The King Penguin (Aptenodytes patagonicus) nests on the islands bordering the Antarctic and all over the subantarctic area free from ice. Here the weather is relatively mild, and winter temperatures are of an oceanic type.
Egg-laying takes place in spring and summer, and the chicks are kept in the colony until the following spring. An abundance of plankton in spring means a good supply of food for the penguins. They catch fish and cephalopods in surface waters and can, therefore, fee their young abundantly.
Each parent tends a single egg which is incubated beneath the abdominal fold of skin and balanced on the feet so as to protect it from the ground below. When exchanging the egg, the parents perform the maneuver with such dexterity that it never comes into contact with soil or snow.
Nevertheless, not all the chicks manage to survive the rigors of the southern winter and the inevitable scarcity of food in the nesting colonies. Adults are subject to molting. Couples can raise two chicks in three consecutive years.
Like the Emperor penguin, the King penguin has difficulties in raising its larger chicks because of the harsh conditions in which these already-large animals live.
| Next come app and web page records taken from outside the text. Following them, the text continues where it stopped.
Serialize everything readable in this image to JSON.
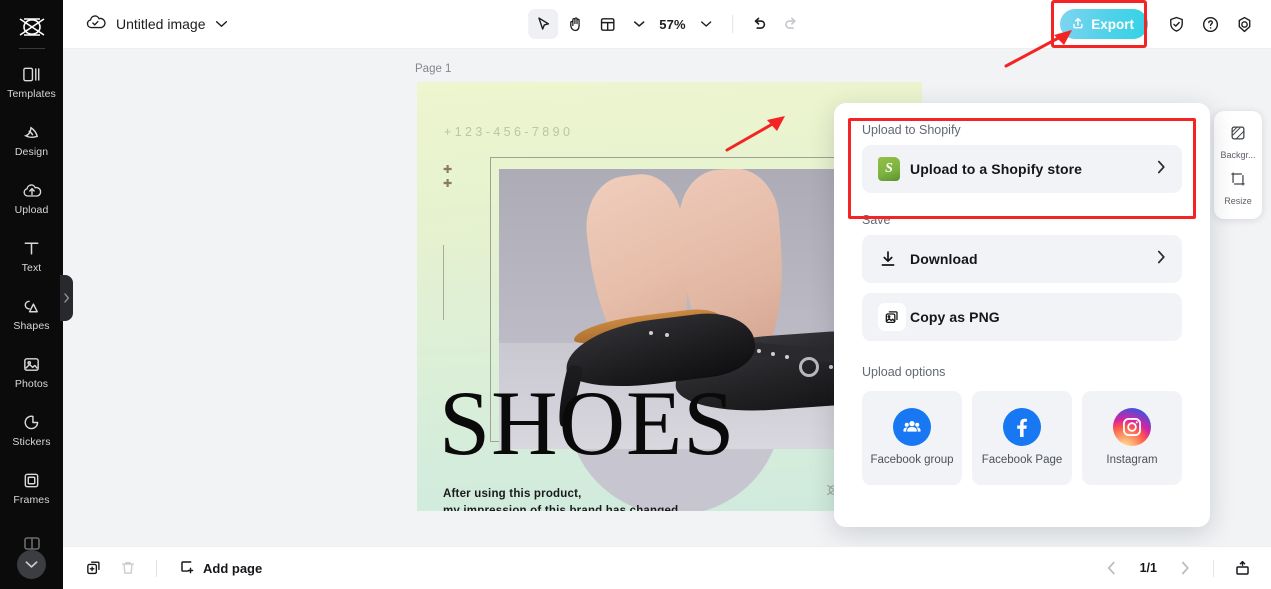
{
  "app": {
    "name": "CapCut",
    "watermark": "CapCut"
  },
  "sidebar": {
    "items": [
      {
        "label": "Templates",
        "icon": "templates-icon"
      },
      {
        "label": "Design",
        "icon": "design-icon"
      },
      {
        "label": "Upload",
        "icon": "upload-cloud-icon"
      },
      {
        "label": "Text",
        "icon": "text-icon"
      },
      {
        "label": "Shapes",
        "icon": "shapes-icon"
      },
      {
        "label": "Photos",
        "icon": "photos-icon"
      },
      {
        "label": "Stickers",
        "icon": "stickers-icon"
      },
      {
        "label": "Frames",
        "icon": "frames-icon"
      }
    ],
    "more_icon": "chevron-down-icon",
    "collapse_icon": "chevron-right-icon"
  },
  "topbar": {
    "cloud_icon": "cloud-check-icon",
    "doc_title": "Untitled image",
    "title_caret": "chevron-down-icon",
    "tools": [
      {
        "name": "select-tool",
        "icon": "cursor-arrow-icon",
        "active": true
      },
      {
        "name": "hand-tool",
        "icon": "hand-icon",
        "active": false
      },
      {
        "name": "layout-tool",
        "icon": "layout-grid-icon",
        "active": false
      }
    ],
    "zoom_level": "57%",
    "undo_icon": "undo-icon",
    "redo_icon": "redo-icon",
    "export_label": "Export",
    "export_icon": "upload-icon",
    "export_color": "#44d2e8",
    "right_icons": [
      {
        "name": "shield-check-icon"
      },
      {
        "name": "help-circle-icon"
      },
      {
        "name": "settings-gear-icon"
      }
    ]
  },
  "canvas": {
    "page_label": "Page 1",
    "artwork": {
      "phone": "+123-456-7890",
      "headline": "SHOES",
      "tagline_line1": "After using this product,",
      "tagline_line2": "my impression of this brand has changed.",
      "bg_top_color": "#eef5cf",
      "bg_bottom_color": "#cfeade"
    }
  },
  "right_panel": {
    "items": [
      {
        "label": "Backgr...",
        "icon": "background-icon"
      },
      {
        "label": "Resize",
        "icon": "resize-icon"
      }
    ]
  },
  "export_menu": {
    "section_shopify": "Upload to Shopify",
    "shopify_row": {
      "label": "Upload to a Shopify store",
      "icon": "shopify-icon",
      "chevron": "chevron-right-icon"
    },
    "section_save": "Save",
    "save_rows": [
      {
        "label": "Download",
        "icon": "download-icon",
        "chevron": "chevron-right-icon"
      },
      {
        "label": "Copy as PNG",
        "icon": "copy-image-icon",
        "chevron": ""
      }
    ],
    "section_upload_options": "Upload options",
    "upload_options": [
      {
        "label": "Facebook group",
        "icon": "facebook-group-icon",
        "color": "#1877f2"
      },
      {
        "label": "Facebook Page",
        "icon": "facebook-icon",
        "color": "#1877f2"
      },
      {
        "label": "Instagram",
        "icon": "instagram-icon",
        "color": "#d6249f"
      }
    ]
  },
  "bottombar": {
    "duplicate_icon": "duplicate-page-icon",
    "delete_icon": "trash-icon",
    "add_page_label": "Add page",
    "add_page_icon": "plus-square-icon",
    "prev_icon": "chevron-left-icon",
    "next_icon": "chevron-right-icon",
    "page_indicator": "1/1",
    "present_icon": "present-icon"
  },
  "annotations": {
    "highlight_color": "#f42424",
    "boxes": [
      "export-button",
      "upload-to-shopify-section"
    ],
    "arrows": [
      "arrow-to-export",
      "arrow-to-shopify"
    ]
  }
}
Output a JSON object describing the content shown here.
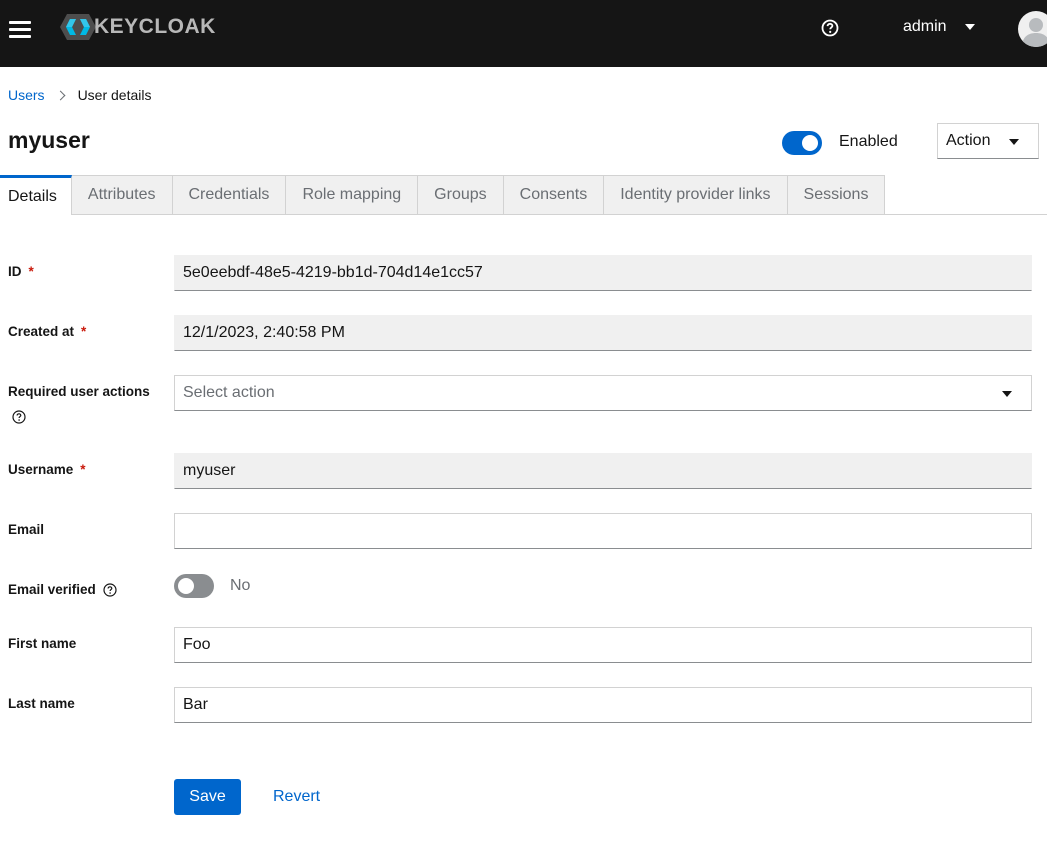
{
  "masthead": {
    "brand": "KEYCLOAK",
    "username": "admin",
    "menu_icon": "hamburger-icon",
    "help_icon": "help-circle-icon",
    "avatar_icon": "user-avatar-icon"
  },
  "breadcrumb": {
    "parent": "Users",
    "current": "User details"
  },
  "header": {
    "title": "myuser",
    "enabled_label": "Enabled",
    "enabled": true,
    "action_label": "Action"
  },
  "tabs": [
    {
      "label": "Details",
      "active": true
    },
    {
      "label": "Attributes",
      "active": false
    },
    {
      "label": "Credentials",
      "active": false
    },
    {
      "label": "Role mapping",
      "active": false
    },
    {
      "label": "Groups",
      "active": false
    },
    {
      "label": "Consents",
      "active": false
    },
    {
      "label": "Identity provider links",
      "active": false
    },
    {
      "label": "Sessions",
      "active": false
    }
  ],
  "form": {
    "id": {
      "label": "ID",
      "required_mark": "*",
      "value": "5e0eebdf-48e5-4219-bb1d-704d14e1cc57"
    },
    "created_at": {
      "label": "Created at",
      "required_mark": "*",
      "value": "12/1/2023, 2:40:58 PM"
    },
    "required_actions": {
      "label": "Required user actions",
      "placeholder": "Select action"
    },
    "username": {
      "label": "Username",
      "required_mark": "*",
      "value": "myuser"
    },
    "email": {
      "label": "Email",
      "value": ""
    },
    "email_verified": {
      "label": "Email verified",
      "value_label": "No",
      "checked": false
    },
    "first_name": {
      "label": "First name",
      "value": "Foo"
    },
    "last_name": {
      "label": "Last name",
      "value": "Bar"
    }
  },
  "buttons": {
    "save": "Save",
    "revert": "Revert"
  },
  "colors": {
    "masthead_bg": "#151515",
    "primary": "#0066cc",
    "required": "#c9190b",
    "readonly_bg": "#f0f0f0"
  }
}
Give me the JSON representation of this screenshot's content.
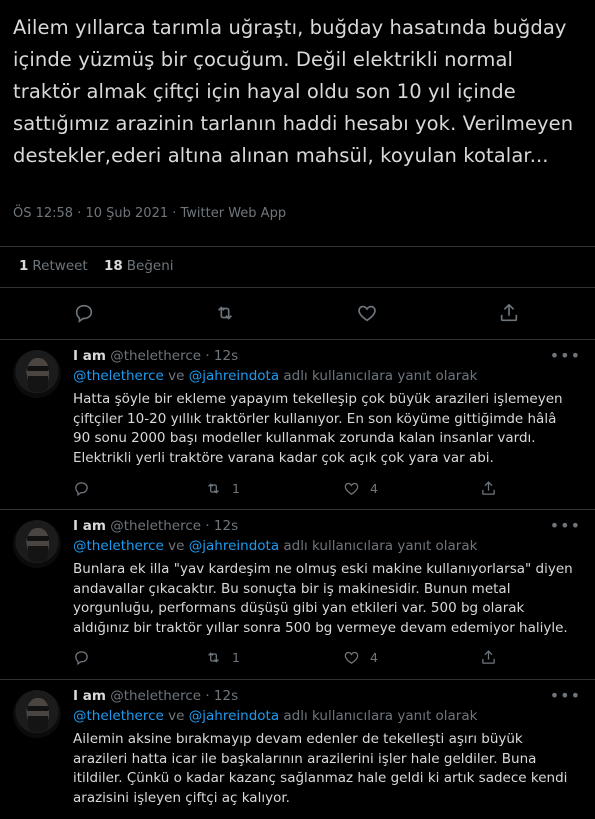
{
  "main": {
    "text": "Ailem yıllarca tarımla uğraştı, buğday hasatında buğday içinde yüzmüş bir çocuğum. Değil elektrikli normal traktör almak çiftçi için hayal oldu son 10 yıl içinde sattığımız arazinin tarlanın haddi hesabı yok. Verilmeyen destekler,ederi altına alınan mahsül, koyulan kotalar...",
    "meta": "ÖS 12:58 · 10 Şub 2021 · Twitter Web App",
    "retweet_count": "1",
    "retweet_label": "Retweet",
    "like_count": "18",
    "like_label": "Beğeni"
  },
  "replies": [
    {
      "name": "I am",
      "handle": "@theletherce · 12s",
      "mention1": "@theletherce",
      "connector": " ve ",
      "mention2": "@jahreindota",
      "reply_suffix": " adlı kullanıcılara yanıt olarak",
      "text": "Hatta şöyle bir ekleme yapayım tekelleşip çok büyük arazileri işlemeyen çiftçiler 10-20 yıllık traktörler kullanıyor. En son köyüme gittiğimde hâlâ 90 sonu 2000 başı modeller kullanmak zorunda kalan insanlar vardı. Elektrikli yerli traktöre varana kadar çok açık çok yara var abi.",
      "retweets": "1",
      "likes": "4"
    },
    {
      "name": "I am",
      "handle": "@theletherce · 12s",
      "mention1": "@theletherce",
      "connector": " ve ",
      "mention2": "@jahreindota",
      "reply_suffix": " adlı kullanıcılara yanıt olarak",
      "text": "Bunlara ek illa \"yav kardeşim ne olmuş eski makine kullanıyorlarsa\" diyen andavallar çıkacaktır. Bu sonuçta bir iş makinesidir. Bunun metal yorgunluğu, performans düşüşü gibi yan etkileri var. 500 bg olarak aldığınız bir traktör yıllar sonra 500 bg vermeye devam edemiyor haliyle.",
      "retweets": "1",
      "likes": "4"
    },
    {
      "name": "I am",
      "handle": "@theletherce · 12s",
      "mention1": "@theletherce",
      "connector": " ve ",
      "mention2": "@jahreindota",
      "reply_suffix": " adlı kullanıcılara yanıt olarak",
      "text": "Ailemin aksine bırakmayıp devam edenler de tekelleşti aşırı büyük arazileri hatta icar ile başkalarının arazilerini işler hale geldiler. Buna itildiler. Çünkü o kadar kazanç sağlanmaz hale geldi ki artık sadece kendi arazisini işleyen çiftçi aç kalıyor.",
      "retweets": "",
      "likes": ""
    }
  ]
}
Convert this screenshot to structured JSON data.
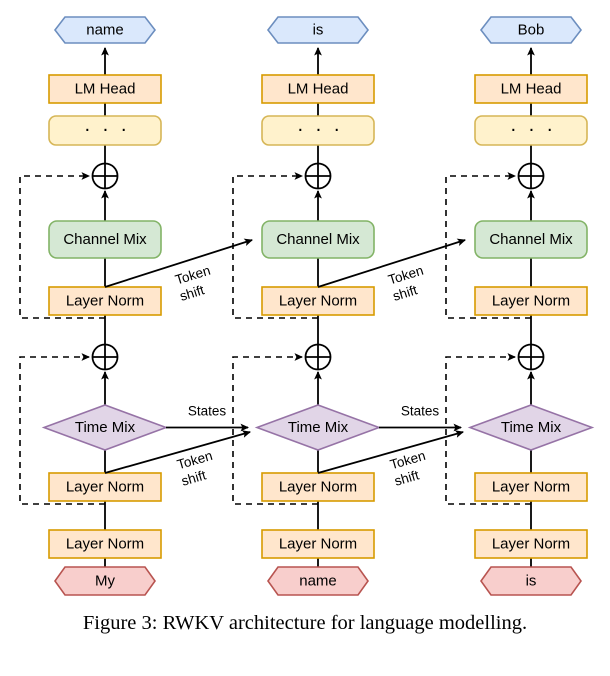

The severe climate means food is scarce for eight or nine months of the year.